## A LISP function that expands macros fully: macroexpand-all .

This posting will assume that the reader is sufficiently familiar with LISP, to understand how its macros generally work. What such readers will often want to do, is to be able to expand macros, mainly for debugging purposes, before they get compiled into a function. This is because of the fact that, with many LISP implementations, functions are generally compiled in such a way, given actual LISP that acted as source code, and which the macro partially built, that the functions cannot be decompiled, nor the original LISP code recovered from them.

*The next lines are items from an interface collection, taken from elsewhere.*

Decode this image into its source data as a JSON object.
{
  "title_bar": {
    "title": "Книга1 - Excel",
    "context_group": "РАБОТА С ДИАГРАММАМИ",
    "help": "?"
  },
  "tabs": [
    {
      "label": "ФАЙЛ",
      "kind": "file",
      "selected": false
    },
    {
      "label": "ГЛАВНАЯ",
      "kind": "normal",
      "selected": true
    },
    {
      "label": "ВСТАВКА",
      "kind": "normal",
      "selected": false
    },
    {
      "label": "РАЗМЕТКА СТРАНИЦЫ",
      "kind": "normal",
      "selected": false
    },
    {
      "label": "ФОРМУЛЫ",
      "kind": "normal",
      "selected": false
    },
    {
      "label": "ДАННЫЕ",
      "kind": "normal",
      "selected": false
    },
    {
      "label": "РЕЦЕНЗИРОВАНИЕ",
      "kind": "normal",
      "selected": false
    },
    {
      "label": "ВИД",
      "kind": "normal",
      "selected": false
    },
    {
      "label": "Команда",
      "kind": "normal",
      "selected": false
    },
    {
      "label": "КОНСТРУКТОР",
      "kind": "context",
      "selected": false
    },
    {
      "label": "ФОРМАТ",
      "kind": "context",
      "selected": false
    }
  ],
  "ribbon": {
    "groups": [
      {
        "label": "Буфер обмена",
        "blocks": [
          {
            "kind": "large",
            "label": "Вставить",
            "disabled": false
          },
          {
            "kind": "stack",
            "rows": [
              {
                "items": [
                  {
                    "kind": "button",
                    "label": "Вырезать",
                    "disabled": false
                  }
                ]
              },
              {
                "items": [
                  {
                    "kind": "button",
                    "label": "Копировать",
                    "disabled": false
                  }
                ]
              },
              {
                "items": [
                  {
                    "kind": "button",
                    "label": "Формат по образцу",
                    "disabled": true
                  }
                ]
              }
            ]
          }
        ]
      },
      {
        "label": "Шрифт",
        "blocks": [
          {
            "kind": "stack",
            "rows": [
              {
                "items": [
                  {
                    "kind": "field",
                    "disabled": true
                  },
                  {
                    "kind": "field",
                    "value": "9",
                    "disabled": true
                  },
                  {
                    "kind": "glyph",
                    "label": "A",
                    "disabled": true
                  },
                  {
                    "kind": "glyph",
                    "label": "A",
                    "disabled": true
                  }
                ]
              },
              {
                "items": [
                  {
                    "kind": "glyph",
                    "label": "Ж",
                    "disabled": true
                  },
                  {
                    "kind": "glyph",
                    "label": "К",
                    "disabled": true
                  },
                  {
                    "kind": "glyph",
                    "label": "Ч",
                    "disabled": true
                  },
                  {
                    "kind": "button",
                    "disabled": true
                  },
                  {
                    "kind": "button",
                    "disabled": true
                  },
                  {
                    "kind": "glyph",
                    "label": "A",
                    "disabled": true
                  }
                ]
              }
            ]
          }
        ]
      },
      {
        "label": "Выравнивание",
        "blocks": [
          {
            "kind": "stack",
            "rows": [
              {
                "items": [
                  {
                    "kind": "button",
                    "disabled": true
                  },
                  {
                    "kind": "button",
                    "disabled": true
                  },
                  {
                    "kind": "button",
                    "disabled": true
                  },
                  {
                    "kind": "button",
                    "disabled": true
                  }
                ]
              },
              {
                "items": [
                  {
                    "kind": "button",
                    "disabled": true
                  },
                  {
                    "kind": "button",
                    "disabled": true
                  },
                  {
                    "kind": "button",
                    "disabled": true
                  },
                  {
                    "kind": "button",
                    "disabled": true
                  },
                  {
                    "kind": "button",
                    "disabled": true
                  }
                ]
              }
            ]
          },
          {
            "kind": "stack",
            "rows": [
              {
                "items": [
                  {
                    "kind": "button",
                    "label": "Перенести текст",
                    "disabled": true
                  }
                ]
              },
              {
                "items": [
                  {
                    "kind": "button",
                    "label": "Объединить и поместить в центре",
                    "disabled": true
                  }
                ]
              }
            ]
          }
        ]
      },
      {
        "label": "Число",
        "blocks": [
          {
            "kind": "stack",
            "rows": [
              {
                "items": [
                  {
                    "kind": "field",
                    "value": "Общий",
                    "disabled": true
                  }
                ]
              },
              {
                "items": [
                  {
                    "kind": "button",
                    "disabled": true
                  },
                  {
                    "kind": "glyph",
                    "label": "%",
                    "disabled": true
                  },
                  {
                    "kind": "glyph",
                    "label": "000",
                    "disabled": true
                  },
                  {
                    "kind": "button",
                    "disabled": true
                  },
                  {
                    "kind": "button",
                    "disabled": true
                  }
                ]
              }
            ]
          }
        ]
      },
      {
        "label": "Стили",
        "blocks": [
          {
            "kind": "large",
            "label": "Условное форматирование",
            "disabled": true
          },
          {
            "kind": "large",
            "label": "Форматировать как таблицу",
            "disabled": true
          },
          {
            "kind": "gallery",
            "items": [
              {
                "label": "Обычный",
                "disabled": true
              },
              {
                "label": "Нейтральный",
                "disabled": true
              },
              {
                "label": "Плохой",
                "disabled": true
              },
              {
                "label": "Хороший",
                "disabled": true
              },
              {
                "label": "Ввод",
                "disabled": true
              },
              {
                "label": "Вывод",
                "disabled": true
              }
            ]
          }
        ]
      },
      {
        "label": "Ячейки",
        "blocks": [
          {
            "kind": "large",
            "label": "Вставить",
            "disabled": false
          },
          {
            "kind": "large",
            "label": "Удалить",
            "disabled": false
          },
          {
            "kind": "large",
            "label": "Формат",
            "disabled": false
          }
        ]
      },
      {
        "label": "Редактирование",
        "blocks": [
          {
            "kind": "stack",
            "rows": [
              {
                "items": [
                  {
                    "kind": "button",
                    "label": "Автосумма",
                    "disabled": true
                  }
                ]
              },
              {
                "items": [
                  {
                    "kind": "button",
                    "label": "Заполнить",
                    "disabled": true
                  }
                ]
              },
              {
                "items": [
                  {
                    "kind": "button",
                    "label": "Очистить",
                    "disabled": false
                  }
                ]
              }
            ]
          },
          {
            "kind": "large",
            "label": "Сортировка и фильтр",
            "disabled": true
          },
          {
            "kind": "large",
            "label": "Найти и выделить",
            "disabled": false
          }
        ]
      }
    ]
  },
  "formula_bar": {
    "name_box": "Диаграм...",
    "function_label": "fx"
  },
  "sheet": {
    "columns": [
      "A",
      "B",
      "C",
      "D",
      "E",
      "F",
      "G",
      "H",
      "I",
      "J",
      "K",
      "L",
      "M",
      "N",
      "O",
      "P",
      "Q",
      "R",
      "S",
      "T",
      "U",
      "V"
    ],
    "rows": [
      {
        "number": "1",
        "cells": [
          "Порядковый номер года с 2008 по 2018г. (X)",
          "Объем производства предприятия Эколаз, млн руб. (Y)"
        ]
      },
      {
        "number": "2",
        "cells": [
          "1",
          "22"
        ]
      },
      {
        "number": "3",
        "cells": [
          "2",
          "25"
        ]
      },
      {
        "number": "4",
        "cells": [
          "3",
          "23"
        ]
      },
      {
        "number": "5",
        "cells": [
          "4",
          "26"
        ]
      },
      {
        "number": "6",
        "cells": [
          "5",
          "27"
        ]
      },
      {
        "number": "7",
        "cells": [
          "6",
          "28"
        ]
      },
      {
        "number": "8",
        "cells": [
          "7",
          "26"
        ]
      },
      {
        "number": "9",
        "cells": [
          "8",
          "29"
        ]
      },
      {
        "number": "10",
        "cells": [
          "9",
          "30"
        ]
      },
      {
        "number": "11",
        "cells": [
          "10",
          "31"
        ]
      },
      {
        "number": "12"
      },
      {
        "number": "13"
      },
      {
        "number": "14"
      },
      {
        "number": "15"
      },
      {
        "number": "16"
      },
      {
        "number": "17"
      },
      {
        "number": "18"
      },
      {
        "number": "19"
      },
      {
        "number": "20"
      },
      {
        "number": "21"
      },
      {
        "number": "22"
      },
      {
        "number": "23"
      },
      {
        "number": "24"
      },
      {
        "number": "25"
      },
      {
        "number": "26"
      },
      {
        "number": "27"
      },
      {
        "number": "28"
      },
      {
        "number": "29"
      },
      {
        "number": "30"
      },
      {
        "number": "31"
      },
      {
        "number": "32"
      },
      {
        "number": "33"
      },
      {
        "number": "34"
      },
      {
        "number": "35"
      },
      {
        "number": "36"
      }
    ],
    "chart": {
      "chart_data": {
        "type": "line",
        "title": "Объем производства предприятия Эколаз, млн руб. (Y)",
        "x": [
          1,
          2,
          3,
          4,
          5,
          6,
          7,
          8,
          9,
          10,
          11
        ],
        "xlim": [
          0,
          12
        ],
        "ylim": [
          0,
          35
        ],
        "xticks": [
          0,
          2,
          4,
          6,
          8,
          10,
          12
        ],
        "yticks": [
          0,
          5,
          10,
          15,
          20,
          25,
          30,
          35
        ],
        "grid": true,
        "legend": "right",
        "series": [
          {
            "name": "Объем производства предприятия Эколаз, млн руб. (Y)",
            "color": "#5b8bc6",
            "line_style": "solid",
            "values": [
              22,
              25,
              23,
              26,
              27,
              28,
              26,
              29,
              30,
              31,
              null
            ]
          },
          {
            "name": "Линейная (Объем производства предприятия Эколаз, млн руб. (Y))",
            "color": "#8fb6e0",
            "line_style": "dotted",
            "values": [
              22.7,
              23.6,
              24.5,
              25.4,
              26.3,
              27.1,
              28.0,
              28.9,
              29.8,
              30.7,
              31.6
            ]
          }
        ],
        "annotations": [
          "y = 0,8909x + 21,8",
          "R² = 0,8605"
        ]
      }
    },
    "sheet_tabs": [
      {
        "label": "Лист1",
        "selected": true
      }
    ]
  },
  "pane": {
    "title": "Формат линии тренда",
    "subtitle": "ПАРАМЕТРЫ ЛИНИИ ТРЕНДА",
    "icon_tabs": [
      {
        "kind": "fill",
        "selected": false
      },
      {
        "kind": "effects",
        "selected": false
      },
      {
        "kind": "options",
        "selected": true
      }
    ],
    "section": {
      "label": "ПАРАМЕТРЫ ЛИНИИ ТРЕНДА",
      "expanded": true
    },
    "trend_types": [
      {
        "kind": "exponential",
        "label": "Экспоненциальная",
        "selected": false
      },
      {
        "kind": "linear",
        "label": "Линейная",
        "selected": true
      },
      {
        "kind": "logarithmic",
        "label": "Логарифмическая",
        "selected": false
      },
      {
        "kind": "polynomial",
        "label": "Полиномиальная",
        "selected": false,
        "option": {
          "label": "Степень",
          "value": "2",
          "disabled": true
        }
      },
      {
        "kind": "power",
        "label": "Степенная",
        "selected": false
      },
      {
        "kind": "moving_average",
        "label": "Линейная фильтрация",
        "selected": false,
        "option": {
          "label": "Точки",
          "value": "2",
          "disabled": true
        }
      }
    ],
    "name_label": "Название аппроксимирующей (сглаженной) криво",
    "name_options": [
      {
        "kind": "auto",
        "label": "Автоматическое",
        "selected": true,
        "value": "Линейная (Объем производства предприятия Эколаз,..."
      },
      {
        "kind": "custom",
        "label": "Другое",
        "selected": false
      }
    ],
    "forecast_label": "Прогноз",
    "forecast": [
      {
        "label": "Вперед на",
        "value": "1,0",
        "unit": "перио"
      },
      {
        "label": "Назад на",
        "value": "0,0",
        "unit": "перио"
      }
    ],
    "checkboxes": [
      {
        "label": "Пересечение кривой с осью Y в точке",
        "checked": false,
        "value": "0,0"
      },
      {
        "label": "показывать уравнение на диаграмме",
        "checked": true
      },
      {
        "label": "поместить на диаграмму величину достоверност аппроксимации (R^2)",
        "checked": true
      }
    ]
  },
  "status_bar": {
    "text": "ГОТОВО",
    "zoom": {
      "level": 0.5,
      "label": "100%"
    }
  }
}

What Common LISP offers, are the functions ‘MACROEXPAND’ and ‘MACROEXPAND-1′, the first of which depends on the second. But, As the Common LISP Hyperspec already points out, ‘MACROEXPAND’ will only keep calling ‘MACROEXPAND-1′, until the second output from this subservient function returns as Nil. This will happen, when the argument is no longer a Macro Form. But, as is already mentioned, this second value output by the subservient function will return as Nil, even if the LISP expression still contains Macro Sub-Forms. And the reason this behaviour can be problematic is the fact that most LISP compilers will keep expanding the Macro Sub-Forms as well, when a macro has been put into a function. This is actually, what makes recursive macros fully possible.

And so, as a better debugging tool, what some LISP programmers might need, is a function that expands all the Macro Sub-Forms as well (even before the macro has been used in a function definition). The following LISP Function accomplishes this:


(defun macroexpand-lists (input)
(cond ((null (listp input)) input)
((null input) NIL)
((listp (car input)) (cons (macroexpand-all (car input))
(macroexpand-lists (cdr input)) ) )
(T (cons (car input) (macroexpand-lists (cdr input)) ) ) ) )

(defun macroexpand-all (input)
(cond ((null (listp input)) input)
((null input) NIL)
(T
(let ((expansion1 (macroexpand input)))
(cond ((null (listp expansion1)) expansion1)
((eq (car expansion1) 'cl:function) expansion1)
((listp (car expansion1))
(macroexpand-lists expansion1) )
(T (cons (car expansion1)
(macroexpand-lists (cdr expansion1)) ) ) ) ) ) ) )



Now, I suppose that what the reader may want to see next could be, how this function of mine performs, if I feed it a LISP Macro, Which I defined in an earlier posting. And the following snip illustrates this. The following snip assumes that the Macro, its subservient Function, and the Macro-Expansion Function were already loaded into a LISP session, as that session was started…

(Updated 7/20/2020, 15h05,,, )